Data for analysis:
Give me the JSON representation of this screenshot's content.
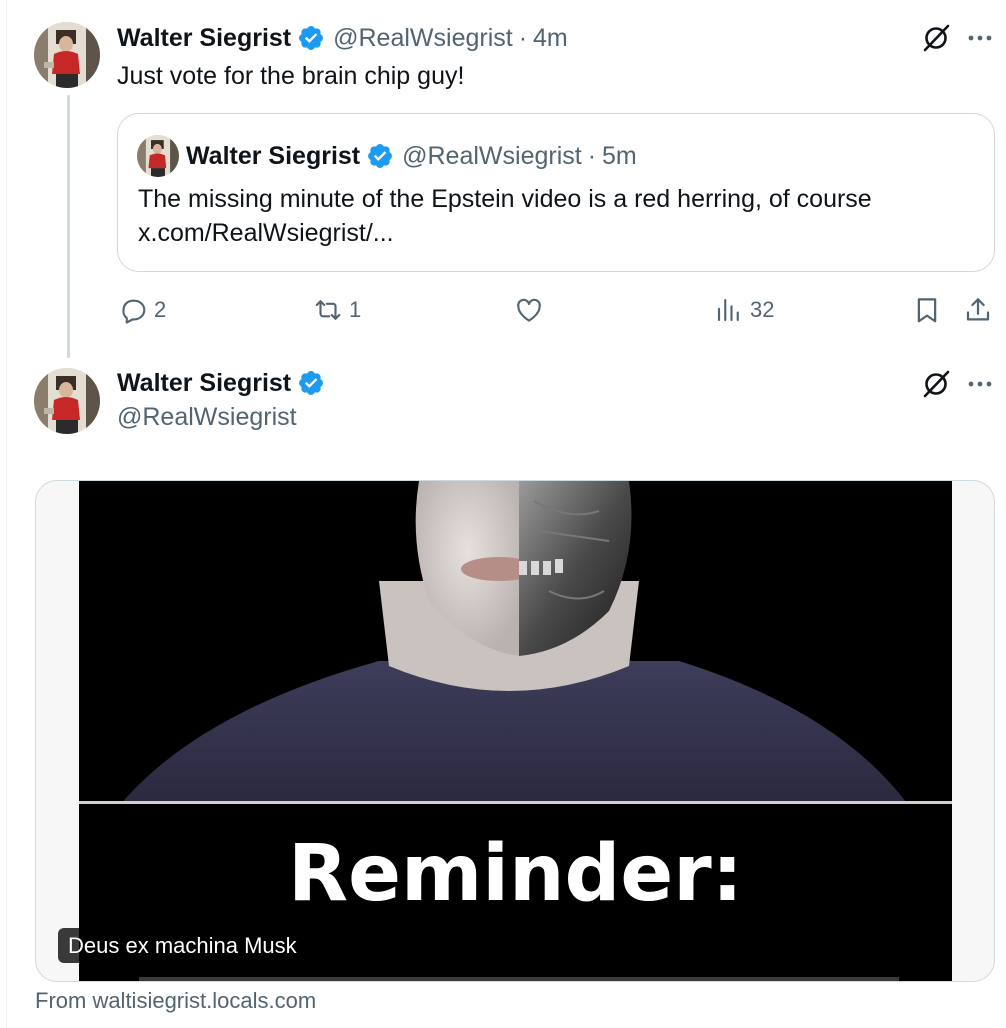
{
  "colors": {
    "verified": "#1d9bf0",
    "muted": "#536471",
    "border": "#cfd9de"
  },
  "tweet1": {
    "author_name": "Walter Siegrist",
    "handle": "@RealWsiegrist",
    "separator": "·",
    "time": "4m",
    "text": "Just vote for the brain chip guy!",
    "quote": {
      "author_name": "Walter Siegrist",
      "handle": "@RealWsiegrist",
      "separator": "·",
      "time": "5m",
      "text_line1": "The missing minute of the Epstein video is a red herring, of course",
      "text_line2": "x.com/RealWsiegrist/..."
    },
    "actions": {
      "replies": "2",
      "reposts": "1",
      "likes": "",
      "views": "32"
    },
    "icons": [
      "reply-icon",
      "repost-icon",
      "like-icon",
      "views-icon",
      "bookmark-icon",
      "share-icon",
      "grok-icon",
      "more-icon"
    ]
  },
  "tweet2": {
    "author_name": "Walter Siegrist",
    "handle": "@RealWsiegrist",
    "card": {
      "image_text": "Reminder:",
      "caption": "Deus ex machina Musk",
      "source": "From waltisiegrist.locals.com"
    }
  }
}
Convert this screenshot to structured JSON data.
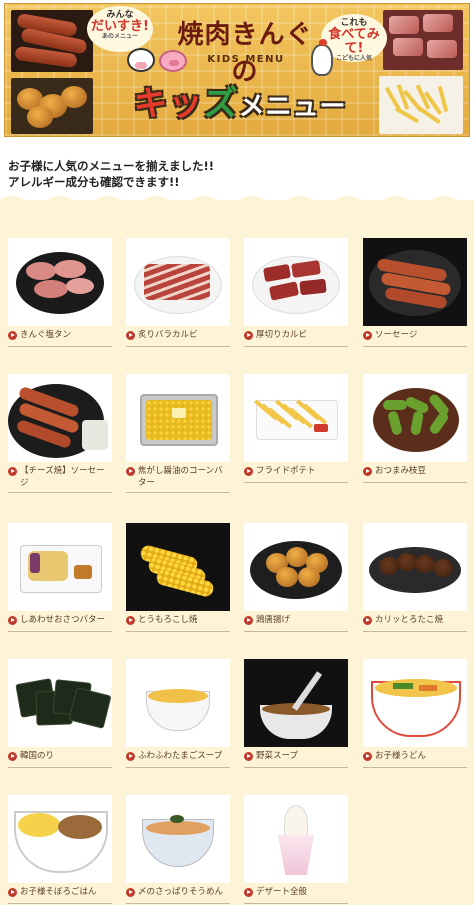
{
  "banner": {
    "bubble_left": {
      "top": "みんな",
      "mid": "だいすき!",
      "bot": "あのメニュー"
    },
    "bubble_right": {
      "top": "これも",
      "mid": "食べてみて!",
      "bot": "こどもに人気"
    },
    "logo": "焼肉きんぐの",
    "kids_menu_en": "KIDS MENU",
    "title_ki": "キ",
    "title_ssu": "ッ",
    "title_zu": "ズ",
    "title_menu": "メニュー"
  },
  "intro": {
    "line1": "お子様に人気のメニューを揃えました!!",
    "line2": "アレルギー成分も確認できます!!"
  },
  "menu": {
    "items": [
      {
        "label": "きんぐ塩タン",
        "icon": "beef-tongue-photo"
      },
      {
        "label": "炙りバラカルビ",
        "icon": "beef-belly-photo"
      },
      {
        "label": "厚切りカルビ",
        "icon": "thick-kalbi-photo"
      },
      {
        "label": "ソーセージ",
        "icon": "sausage-photo"
      },
      {
        "label": "【チーズ焼】ソーセージ",
        "icon": "cheese-sausage-photo"
      },
      {
        "label": "焦がし醤油のコーンバター",
        "icon": "corn-butter-photo"
      },
      {
        "label": "フライドポテト",
        "icon": "french-fries-photo"
      },
      {
        "label": "おつまみ枝豆",
        "icon": "edamame-photo"
      },
      {
        "label": "しあわせおさつバター",
        "icon": "sweet-potato-photo"
      },
      {
        "label": "とうもろこし焼",
        "icon": "grilled-corn-photo"
      },
      {
        "label": "鶏唐揚げ",
        "icon": "fried-chicken-photo"
      },
      {
        "label": "カリッとろたこ焼",
        "icon": "takoyaki-photo"
      },
      {
        "label": "韓国のり",
        "icon": "korean-seaweed-photo"
      },
      {
        "label": "ふわふわたまごスープ",
        "icon": "egg-soup-photo"
      },
      {
        "label": "野菜スープ",
        "icon": "vegetable-soup-photo"
      },
      {
        "label": "お子様うどん",
        "icon": "udon-photo"
      },
      {
        "label": "お子様そぼろごはん",
        "icon": "soboro-rice-photo"
      },
      {
        "label": "〆のさっぱりそうめん",
        "icon": "somen-photo"
      },
      {
        "label": "デザート全般",
        "icon": "dessert-photo"
      }
    ]
  }
}
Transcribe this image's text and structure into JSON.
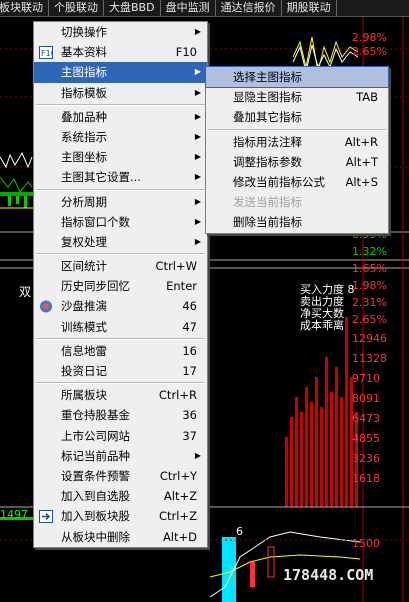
{
  "tabs": [
    "板块联动",
    "个股联动",
    "大盘BBD",
    "盘中监测",
    "通达信报价",
    "期股联动"
  ],
  "menu": [
    {
      "label": "切换操作",
      "arrow": true
    },
    {
      "label": "基本资料",
      "shortcut": "F10",
      "icon": "f10-icon"
    },
    {
      "label": "主图指标",
      "arrow": true,
      "selected": true
    },
    {
      "label": "指标模板",
      "arrow": true
    },
    {
      "sep": true
    },
    {
      "label": "叠加品种",
      "arrow": true
    },
    {
      "label": "系统指示",
      "arrow": true
    },
    {
      "label": "主图坐标",
      "arrow": true
    },
    {
      "label": "主图其它设置...",
      "arrow": true
    },
    {
      "sep": true
    },
    {
      "label": "分析周期",
      "arrow": true
    },
    {
      "label": "指标窗口个数",
      "arrow": true
    },
    {
      "label": "复权处理",
      "arrow": true
    },
    {
      "sep": true
    },
    {
      "label": "区间统计",
      "shortcut": "Ctrl+W"
    },
    {
      "label": "历史同步回忆",
      "shortcut": "Enter"
    },
    {
      "label": "沙盘推演",
      "shortcut": "46",
      "icon": "sandbox-icon"
    },
    {
      "label": "训练模式",
      "shortcut": "47"
    },
    {
      "sep": true
    },
    {
      "label": "信息地雷",
      "shortcut": "16"
    },
    {
      "label": "投资日记",
      "shortcut": "17"
    },
    {
      "sep": true
    },
    {
      "label": "所属板块",
      "shortcut": "Ctrl+R"
    },
    {
      "label": "重仓持股基金",
      "shortcut": "36"
    },
    {
      "label": "上市公司网站",
      "shortcut": "37"
    },
    {
      "label": "标记当前品种",
      "arrow": true
    },
    {
      "label": "设置条件预警",
      "shortcut": "Ctrl+Y"
    },
    {
      "label": "加入到自选股",
      "shortcut": "Alt+Z"
    },
    {
      "label": "加入到板块股",
      "shortcut": "Ctrl+Z",
      "icon": "add-to-block-icon"
    },
    {
      "label": "从板块中删除",
      "shortcut": "Alt+D"
    }
  ],
  "submenu": [
    {
      "label": "选择主图指标",
      "highlighted": true
    },
    {
      "label": "显隐主图指标",
      "shortcut": "TAB"
    },
    {
      "label": "叠加其它指标"
    },
    {
      "sep": true
    },
    {
      "label": "指标用法注释",
      "shortcut": "Alt+R"
    },
    {
      "label": "调整指标参数",
      "shortcut": "Alt+T"
    },
    {
      "label": "修改当前指标公式",
      "shortcut": "Alt+S"
    },
    {
      "label": "发送当前指标",
      "disabled": true
    },
    {
      "label": "删除当前指标"
    }
  ],
  "right_values": [
    {
      "text": "2.98%",
      "color": "#ff3333"
    },
    {
      "text": "2.65%",
      "color": "#ff3333"
    },
    {
      "text": "0.99%",
      "color": "#00cc00"
    },
    {
      "text": "1.32%",
      "color": "#00cc00"
    },
    {
      "text": "1.65%",
      "color": "#ff3333"
    },
    {
      "text": "1.98%",
      "color": "#ff3333"
    },
    {
      "text": "2.31%",
      "color": "#ff3333"
    },
    {
      "text": "2.65%",
      "color": "#ff3333"
    },
    {
      "text": "12946",
      "color": "#ff3333"
    },
    {
      "text": "11328",
      "color": "#ff3333"
    },
    {
      "text": "9710",
      "color": "#ff3333"
    },
    {
      "text": "8091",
      "color": "#ff3333"
    },
    {
      "text": "6473",
      "color": "#ff3333"
    },
    {
      "text": "4855",
      "color": "#ff3333"
    },
    {
      "text": "3236",
      "color": "#ff3333"
    },
    {
      "text": "1618",
      "color": "#ff3333"
    },
    {
      "text": "1500",
      "color": "#ff3333"
    }
  ],
  "side_labels": [
    "买入力度 8",
    "卖出力度",
    "净买大数",
    "成本乖离"
  ],
  "left_labels": {
    "shuang": "双",
    "vol": "1497",
    "cyan_num": "6"
  },
  "watermark": "178448.COM"
}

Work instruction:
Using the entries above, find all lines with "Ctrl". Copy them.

Worked solution:
      "shortcut": "Ctrl+W"
      "shortcut": "Ctrl+R"
      "shortcut": "Ctrl+Y"
      "shortcut": "Ctrl+Z",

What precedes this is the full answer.